Proc. 42th International Instrument Symposium, p. 17−23, 1996
© Instrument Society of America

The Solar Mass Ejection Imager

B.V. Jackson, A. Buffington, P.L. Hick
Center for Astrophysics and Space Science,s University of California, La Jolla, CA, USA

G.M. Simnett
School of Physics and Space Research, Univ. of Birmingham, Edgebaston, Birmingham, UK

S.W. Kahler
Phillips Laboratory/GPSG, Hanscom AFB, MA, USA

S.L. Keil
Phillips Laboratory/GPSS, NSO/SP, Sunspot, NM, USA

D.F. Webb
ISR, Boston College, Newton Center, MA, USA
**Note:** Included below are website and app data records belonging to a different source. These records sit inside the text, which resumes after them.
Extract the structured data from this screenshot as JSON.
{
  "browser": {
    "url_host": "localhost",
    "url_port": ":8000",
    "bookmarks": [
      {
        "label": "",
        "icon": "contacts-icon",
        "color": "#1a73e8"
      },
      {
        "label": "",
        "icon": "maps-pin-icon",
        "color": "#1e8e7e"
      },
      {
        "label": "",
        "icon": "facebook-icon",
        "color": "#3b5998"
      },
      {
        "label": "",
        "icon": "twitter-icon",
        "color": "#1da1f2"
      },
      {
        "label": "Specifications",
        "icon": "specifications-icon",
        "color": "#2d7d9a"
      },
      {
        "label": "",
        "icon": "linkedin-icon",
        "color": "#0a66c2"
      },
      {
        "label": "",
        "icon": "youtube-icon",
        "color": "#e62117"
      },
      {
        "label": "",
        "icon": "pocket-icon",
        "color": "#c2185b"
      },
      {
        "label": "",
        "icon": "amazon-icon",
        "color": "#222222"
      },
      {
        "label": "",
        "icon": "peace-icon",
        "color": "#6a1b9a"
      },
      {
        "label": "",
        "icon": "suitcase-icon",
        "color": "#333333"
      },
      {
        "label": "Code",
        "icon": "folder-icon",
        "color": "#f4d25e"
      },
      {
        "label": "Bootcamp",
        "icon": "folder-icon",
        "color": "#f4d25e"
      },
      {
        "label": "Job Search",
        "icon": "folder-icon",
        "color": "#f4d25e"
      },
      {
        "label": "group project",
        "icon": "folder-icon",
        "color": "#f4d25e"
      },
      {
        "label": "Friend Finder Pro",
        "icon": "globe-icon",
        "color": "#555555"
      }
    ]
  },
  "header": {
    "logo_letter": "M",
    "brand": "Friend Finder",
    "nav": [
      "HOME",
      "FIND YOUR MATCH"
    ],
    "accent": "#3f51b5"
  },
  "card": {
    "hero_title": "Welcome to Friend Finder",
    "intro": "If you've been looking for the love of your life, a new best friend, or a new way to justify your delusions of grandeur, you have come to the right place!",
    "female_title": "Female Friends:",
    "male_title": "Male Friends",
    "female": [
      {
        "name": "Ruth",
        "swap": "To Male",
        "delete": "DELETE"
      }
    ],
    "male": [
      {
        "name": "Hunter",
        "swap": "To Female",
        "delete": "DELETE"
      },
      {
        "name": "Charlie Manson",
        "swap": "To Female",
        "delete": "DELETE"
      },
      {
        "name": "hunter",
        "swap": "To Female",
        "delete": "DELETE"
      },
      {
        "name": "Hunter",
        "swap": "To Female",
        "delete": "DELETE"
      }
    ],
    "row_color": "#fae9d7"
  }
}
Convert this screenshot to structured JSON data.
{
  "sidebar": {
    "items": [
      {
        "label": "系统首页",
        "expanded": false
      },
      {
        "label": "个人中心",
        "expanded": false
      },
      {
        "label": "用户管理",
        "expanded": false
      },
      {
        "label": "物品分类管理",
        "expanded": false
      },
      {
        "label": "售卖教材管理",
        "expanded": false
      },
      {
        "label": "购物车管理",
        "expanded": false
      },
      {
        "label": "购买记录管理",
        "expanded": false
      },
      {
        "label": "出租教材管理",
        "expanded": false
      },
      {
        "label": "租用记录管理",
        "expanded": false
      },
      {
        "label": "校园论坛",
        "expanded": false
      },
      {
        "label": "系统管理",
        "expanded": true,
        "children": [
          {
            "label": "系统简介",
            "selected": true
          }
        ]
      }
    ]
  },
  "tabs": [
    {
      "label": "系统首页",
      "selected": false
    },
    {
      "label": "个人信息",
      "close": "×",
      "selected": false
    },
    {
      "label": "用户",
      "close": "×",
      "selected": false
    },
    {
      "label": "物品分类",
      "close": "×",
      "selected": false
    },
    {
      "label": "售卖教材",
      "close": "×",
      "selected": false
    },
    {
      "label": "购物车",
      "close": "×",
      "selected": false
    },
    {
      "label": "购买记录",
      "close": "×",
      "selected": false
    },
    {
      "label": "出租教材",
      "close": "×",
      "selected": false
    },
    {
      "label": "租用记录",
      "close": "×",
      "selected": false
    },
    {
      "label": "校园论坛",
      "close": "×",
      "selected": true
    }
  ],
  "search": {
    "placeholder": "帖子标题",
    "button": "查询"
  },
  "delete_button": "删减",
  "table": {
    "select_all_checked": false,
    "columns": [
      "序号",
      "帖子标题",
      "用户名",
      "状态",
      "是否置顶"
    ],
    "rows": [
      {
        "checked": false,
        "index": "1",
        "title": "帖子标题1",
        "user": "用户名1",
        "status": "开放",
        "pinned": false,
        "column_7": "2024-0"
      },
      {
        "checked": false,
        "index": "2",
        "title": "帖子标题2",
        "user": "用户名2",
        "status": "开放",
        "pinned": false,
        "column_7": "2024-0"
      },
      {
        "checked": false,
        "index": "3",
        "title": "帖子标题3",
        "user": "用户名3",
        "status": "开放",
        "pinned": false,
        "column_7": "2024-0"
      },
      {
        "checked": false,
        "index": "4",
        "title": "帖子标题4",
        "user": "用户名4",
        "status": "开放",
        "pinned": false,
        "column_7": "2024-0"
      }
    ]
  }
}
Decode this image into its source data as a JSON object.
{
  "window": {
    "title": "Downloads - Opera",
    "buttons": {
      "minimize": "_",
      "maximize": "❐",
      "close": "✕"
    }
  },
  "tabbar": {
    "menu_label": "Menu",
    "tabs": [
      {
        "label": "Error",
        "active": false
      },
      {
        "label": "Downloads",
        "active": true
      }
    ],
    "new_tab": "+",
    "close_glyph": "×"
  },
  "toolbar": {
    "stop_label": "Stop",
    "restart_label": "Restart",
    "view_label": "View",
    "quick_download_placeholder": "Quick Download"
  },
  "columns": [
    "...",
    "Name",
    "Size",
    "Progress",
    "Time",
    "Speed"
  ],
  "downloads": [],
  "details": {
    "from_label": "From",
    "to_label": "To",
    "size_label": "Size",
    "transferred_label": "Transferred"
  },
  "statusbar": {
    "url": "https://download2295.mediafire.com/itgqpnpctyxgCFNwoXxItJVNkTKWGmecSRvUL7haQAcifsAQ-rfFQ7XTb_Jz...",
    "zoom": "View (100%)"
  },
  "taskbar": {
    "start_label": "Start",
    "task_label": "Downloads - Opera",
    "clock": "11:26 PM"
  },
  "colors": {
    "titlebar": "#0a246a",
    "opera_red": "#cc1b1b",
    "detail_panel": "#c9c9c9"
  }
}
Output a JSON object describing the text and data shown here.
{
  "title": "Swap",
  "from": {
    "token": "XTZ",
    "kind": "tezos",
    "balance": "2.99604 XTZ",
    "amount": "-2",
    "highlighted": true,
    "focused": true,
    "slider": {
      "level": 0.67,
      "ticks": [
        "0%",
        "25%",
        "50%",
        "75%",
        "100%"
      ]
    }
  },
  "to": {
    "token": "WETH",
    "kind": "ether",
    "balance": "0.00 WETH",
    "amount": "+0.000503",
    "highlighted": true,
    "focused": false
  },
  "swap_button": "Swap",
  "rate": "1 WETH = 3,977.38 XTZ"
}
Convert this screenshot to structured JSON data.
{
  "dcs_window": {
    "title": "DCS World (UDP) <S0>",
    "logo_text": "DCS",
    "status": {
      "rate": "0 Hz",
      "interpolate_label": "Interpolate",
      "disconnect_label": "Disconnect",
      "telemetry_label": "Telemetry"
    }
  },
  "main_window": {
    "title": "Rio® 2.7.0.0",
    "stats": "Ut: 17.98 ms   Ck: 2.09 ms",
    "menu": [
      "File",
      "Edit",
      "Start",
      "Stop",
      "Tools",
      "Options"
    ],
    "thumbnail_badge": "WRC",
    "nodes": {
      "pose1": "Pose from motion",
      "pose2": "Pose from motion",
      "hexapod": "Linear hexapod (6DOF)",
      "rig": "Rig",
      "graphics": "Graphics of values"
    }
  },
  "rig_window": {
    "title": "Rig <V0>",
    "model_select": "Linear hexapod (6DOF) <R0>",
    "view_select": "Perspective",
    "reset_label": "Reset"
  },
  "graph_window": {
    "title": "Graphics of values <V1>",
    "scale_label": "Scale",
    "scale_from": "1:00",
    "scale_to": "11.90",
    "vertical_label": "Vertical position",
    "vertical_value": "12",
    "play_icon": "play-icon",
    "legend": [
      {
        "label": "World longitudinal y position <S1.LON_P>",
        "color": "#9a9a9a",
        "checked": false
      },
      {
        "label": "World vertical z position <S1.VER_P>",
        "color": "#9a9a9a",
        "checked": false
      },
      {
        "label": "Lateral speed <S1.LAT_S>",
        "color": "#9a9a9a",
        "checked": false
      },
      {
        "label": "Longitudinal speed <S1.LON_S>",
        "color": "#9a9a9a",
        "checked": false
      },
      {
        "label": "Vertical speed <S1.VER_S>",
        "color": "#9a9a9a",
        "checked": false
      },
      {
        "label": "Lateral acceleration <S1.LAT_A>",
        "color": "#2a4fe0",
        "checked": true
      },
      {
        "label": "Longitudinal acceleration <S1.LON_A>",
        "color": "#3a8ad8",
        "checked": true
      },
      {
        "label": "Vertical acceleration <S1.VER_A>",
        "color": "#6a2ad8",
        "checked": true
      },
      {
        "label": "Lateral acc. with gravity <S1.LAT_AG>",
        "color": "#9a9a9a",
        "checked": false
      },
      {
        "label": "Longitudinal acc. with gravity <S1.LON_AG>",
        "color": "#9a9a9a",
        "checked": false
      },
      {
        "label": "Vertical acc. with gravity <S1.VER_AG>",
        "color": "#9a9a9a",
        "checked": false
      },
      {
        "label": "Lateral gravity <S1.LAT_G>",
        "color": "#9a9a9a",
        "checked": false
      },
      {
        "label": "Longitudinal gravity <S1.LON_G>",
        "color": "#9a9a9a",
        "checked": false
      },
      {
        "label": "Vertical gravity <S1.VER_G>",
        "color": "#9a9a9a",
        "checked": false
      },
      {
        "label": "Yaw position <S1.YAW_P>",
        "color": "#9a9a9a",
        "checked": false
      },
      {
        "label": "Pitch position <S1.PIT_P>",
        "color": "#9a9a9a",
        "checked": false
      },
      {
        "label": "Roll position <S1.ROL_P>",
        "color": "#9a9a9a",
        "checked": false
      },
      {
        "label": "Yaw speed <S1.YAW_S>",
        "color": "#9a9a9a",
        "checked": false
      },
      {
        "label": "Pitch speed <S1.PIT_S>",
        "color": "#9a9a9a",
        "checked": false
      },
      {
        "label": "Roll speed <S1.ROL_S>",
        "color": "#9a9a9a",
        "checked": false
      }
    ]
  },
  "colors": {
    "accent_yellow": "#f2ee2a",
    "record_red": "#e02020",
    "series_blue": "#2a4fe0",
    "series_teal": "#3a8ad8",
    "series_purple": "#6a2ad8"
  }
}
We are designing a Solar Mass Ejection Imager (SMEI) capable of observing Thomson-scattered signals from transient density features in the heliosphere from a spacecraft situated near 1 AU. The imager is designed to trace features, which include coronal mass ejections, corotating structures and shock waves, to elongations greater than 90° from the Sun. An imager at Earth could allow up to three days warning of the arrival of a mass ejection from the Sun. The instrument can be regarded as a progeny of the heliospheric imaging capability shown possible by the zodiacal light photometers of the HELIOS spacecraft. The instrument we are designing must utilize one of the most advanced baffle systems yet devised to eliminate sunlight from its wide field of view. In addition, the instrument must couple the wide field of view to a CCD camera so that the small percentage variations of the Thomson-scattered signals can be detected relative to a much brighter zodiacal light and stellar background.